zest from one orange (optional)
1/2 cup unsalted butter, melted
2 8-ounce packages cream cheese, softened
3 eggs
1 cup sugar
2 cups sour cream
1 vanilla bean, split lengthwise and seeds scraped
1 cup semisweet chocolate chips
1/2 cup sweetened condensed milk

Preheat oven to 325 degrees. For the crust, in a medium bowl, combine crushed teddy grams and orange zest. Stir in melted butter and stir to combine. Press the crumb mixture onto bottom and up sides of the prepared pan. Bake in the oven for 10-12 minutes and set aside to cool.

For the filling, in a large mixing bowl, beat cream cheese with an electric mixer on medium speed until smooth. Add eggs, one at a time, beating until combined after each addition. gradually add sugar, beating until filling is creamy. Beat in sour cream and vanilla bean seeds. Scrape sides of bowl throughout mixing to prevent any lumps, but do not over-beat.

Pour filling into cooled crust; use a spatula to smooth the top. Place in a large roasting pan. Carefully pour enough boiling water into roasting pan to reach one-fourth of the way up the sides of the springform pan. Bake 1 hour. Turn off oven; leave cheesecake in the oven for 1 more hour with the oven door shut or until cheesecake jiggles slightly. Remove cheesecake from the roasting pan to wire rack. Using a small sharp knife, loosen the crust from pan sides. Cool for 1 hour. Chill, loosely covered for at least 5 hours or preferably, overnight.

Prepare ganache up to an hour before serving. In a small saucepan, combine the chocolate chips and sweetened condensed milk. Cook and stir over low heat until smooth. Beat with a whisk if needed. Spread evenly over cheesecake. Let it sit until set, about 5-10 minutes before cutting. Once ganache is put on do not refrigerate the cheesecake again. (You can, but the chocolate will get very hard. If you use another, looser ganache recipe you can refrigerate the cheesecake because it will not harden up as much)

I had parchment paper lining my cheesecake pan because I needed to transport this and didn't want to leave my pan base. If you line your pan you can slide the cake off of the parchment and set the whole thing in a box to take somewhere else and don't have to worry about losing the base.

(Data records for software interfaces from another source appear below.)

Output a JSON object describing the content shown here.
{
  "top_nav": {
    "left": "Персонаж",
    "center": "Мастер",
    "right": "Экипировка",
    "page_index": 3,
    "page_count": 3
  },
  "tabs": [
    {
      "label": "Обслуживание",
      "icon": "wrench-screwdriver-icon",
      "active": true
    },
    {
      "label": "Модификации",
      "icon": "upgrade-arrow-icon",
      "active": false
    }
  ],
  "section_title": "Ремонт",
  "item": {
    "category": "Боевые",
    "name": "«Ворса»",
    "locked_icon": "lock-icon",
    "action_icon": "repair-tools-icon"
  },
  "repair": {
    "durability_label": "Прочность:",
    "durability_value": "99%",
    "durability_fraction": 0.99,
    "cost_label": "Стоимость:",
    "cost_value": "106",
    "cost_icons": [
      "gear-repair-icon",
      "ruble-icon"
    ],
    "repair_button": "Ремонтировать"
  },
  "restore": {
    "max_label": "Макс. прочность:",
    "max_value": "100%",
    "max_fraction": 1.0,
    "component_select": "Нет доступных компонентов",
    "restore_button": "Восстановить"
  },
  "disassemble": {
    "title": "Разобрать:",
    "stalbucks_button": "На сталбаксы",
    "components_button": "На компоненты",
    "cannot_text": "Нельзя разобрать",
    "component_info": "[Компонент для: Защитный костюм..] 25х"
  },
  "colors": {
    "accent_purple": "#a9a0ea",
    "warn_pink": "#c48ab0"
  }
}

When you go to cut the cheesecake, make one cut and then wipe your knife off with a paper towel. Repeat until the whole cheesecake is cut. This way you will get clean slices.